Placing your signature or initials on an electronic device like an iPad, tablet, or phone may seem easy and may impress certain consumers. However, your electronic signature or initials may be copied and affixed to a contract or other forms that you did not intend.

A signature on a contractual document or other written agreement, demonstrates that a party has read, understood and consents to the terms and conditions of the contract.

Before signing anything, insist on a paper copy of every document in advance. Take time to read each document.  If the terms do not make sense, consult an attorney. Alternatively contact SAPAC to assist you. To ascertain if the company has the required credentials. 

Written Permission to Access Credit Reports

Solar companies rely on financing to make solar panels available to consumers. Credit reports are accessed to evaluate a potential customer’s creditworthiness. The consumer must provide written permission for the solar company to obtain these reports.

If you do not want your credit accessed, do not provide your E-signature on an electronic device. That signature could be copied to a credit request form. Credit files accessed without permission could be a violation to the consumer’s rights under the National Credit Act 34 of 2005.  This law offers protections to consumers for the privacy and accuracy of their credit information.

Common Misrepresentations to the Consumer

Solar panels will be free.

Many salespeople tell consumers that solar panels are free. In most cases, they are not free; in fact, they can cost you R120,000 to R130,000, or more. And, you can be in a 20+ year contract to pay for the panels. 

Neighbours are doing it

A popular tactic used by solar salespeople to gain credibility is to mention that your neighbour signed the same contract as the one offered to you.  Don’t feel pressured. Speak with your neighbour first and find out if the company is known to SAPAC - South African Professionals and Contractors Collective. Verify the company name on the platform and if they are not listed request SAPAC verification.

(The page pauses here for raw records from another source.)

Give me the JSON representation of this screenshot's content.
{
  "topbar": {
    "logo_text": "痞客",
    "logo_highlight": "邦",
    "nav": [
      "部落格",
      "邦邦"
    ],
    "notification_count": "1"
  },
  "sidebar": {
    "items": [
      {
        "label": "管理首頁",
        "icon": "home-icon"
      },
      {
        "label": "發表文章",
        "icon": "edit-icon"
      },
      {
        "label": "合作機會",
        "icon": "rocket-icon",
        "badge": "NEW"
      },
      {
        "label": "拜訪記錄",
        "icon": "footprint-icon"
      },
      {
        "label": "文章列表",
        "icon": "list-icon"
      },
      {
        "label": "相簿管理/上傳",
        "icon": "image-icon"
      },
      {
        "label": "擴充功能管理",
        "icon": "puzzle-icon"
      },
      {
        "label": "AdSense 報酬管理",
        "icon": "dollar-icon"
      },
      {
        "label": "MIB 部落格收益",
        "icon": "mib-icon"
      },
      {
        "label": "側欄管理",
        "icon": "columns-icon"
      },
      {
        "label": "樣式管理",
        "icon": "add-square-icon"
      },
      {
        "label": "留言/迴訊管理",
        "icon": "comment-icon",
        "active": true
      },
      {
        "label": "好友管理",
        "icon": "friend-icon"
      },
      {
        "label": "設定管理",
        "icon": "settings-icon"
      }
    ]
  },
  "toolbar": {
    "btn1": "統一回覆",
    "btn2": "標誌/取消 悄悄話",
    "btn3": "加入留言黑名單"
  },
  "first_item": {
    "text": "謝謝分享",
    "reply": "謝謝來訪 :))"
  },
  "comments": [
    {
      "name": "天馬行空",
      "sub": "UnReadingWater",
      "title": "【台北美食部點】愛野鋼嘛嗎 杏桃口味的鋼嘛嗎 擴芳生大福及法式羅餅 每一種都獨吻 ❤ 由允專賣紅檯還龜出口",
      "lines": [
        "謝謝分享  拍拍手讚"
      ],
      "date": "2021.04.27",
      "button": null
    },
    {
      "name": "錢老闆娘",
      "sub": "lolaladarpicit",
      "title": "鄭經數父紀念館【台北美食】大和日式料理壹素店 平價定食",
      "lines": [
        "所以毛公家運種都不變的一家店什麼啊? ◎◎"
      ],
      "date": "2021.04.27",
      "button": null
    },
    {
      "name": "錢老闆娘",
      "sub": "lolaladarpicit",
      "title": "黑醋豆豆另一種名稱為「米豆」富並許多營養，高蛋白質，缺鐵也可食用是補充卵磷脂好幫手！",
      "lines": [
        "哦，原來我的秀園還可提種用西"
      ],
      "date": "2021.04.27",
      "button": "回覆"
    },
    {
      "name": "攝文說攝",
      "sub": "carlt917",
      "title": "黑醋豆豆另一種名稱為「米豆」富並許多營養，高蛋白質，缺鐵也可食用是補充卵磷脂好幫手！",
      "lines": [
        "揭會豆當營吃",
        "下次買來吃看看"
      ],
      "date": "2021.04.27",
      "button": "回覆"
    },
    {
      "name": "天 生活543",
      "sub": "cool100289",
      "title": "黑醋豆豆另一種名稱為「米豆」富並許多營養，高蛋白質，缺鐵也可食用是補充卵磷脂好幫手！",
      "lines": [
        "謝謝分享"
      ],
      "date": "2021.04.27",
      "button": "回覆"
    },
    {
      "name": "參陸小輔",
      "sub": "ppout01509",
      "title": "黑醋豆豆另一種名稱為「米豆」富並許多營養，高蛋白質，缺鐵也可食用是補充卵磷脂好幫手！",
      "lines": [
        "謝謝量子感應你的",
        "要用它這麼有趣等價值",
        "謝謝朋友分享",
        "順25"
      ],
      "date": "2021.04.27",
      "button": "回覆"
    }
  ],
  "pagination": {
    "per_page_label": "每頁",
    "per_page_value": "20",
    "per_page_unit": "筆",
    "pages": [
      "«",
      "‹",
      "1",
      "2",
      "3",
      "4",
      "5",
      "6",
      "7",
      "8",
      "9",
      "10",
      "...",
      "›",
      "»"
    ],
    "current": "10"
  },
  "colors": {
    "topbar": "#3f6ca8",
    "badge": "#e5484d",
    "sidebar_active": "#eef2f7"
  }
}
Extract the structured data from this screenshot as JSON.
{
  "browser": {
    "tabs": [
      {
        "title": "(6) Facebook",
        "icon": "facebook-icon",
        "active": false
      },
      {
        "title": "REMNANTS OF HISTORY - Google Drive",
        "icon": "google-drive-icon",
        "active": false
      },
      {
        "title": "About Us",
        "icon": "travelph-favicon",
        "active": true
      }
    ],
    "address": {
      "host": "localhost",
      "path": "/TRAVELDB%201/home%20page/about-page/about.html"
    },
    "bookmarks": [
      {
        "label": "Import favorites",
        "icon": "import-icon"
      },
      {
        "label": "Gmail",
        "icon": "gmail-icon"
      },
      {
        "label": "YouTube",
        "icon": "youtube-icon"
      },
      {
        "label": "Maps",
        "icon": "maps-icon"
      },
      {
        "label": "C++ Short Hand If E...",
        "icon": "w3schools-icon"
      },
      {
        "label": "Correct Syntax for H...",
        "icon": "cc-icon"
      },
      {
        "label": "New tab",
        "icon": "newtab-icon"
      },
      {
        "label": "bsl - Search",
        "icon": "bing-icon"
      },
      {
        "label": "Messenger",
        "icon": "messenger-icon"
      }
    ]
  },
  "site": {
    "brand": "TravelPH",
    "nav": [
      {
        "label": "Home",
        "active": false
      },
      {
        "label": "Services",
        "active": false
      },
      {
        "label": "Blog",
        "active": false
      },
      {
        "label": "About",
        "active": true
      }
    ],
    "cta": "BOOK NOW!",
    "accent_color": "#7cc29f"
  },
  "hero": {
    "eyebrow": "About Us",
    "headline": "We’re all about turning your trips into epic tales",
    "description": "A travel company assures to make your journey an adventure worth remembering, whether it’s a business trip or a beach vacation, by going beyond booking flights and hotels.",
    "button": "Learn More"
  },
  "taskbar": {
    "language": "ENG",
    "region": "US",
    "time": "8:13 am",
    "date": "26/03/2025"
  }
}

Four Important Steps to protect yourself from Scams: 

  • Research whether adding solar panels is right for you. You may wish to visit SAPAC and verify the company.
  • Evaluate the reputation of solar providers — Solar panels companies, installers and finance companies. May be evaluated with SAPAC.
  • Consult consumers who have entered solar panel contracts. Remember, that the law dictates that the owner is responsible to ensure that the contractor they use are 100% correct. If you have not done your homework. There is nothing that can be done.
  • Review the solar panel contract. Understand the terms and financial obligation. Get answers to your questions. Once you sign, you may be on the hook for 20 years or more. 

What to positively avoid:

  • Marketers that market Solar and that is asking for recommendations that want you to mention them. (Commission based referrals)
  • Any Solar company that says they are green card holders that state they may install. Note: The green card holder just received training. Solar installers must be fully qualified electricians. 
  • Asking on social media i.e.  more often than not marketers get referral commission and you end up paying for this.
  • Purchasing inverters, batteries and solar panels and then thinking an electrician is going to install this for you. There is companies that is importing into South Africa, unregulated solar components that is not SABS approved. A lot of persons is loosing in a big way. 

PRESS HERE Contact SAPAC today to assist you correctly! 

If you found this information helpful, read our Article on: How You may loose with a Solar Installation 

Share this post

← Older Post Newer Post →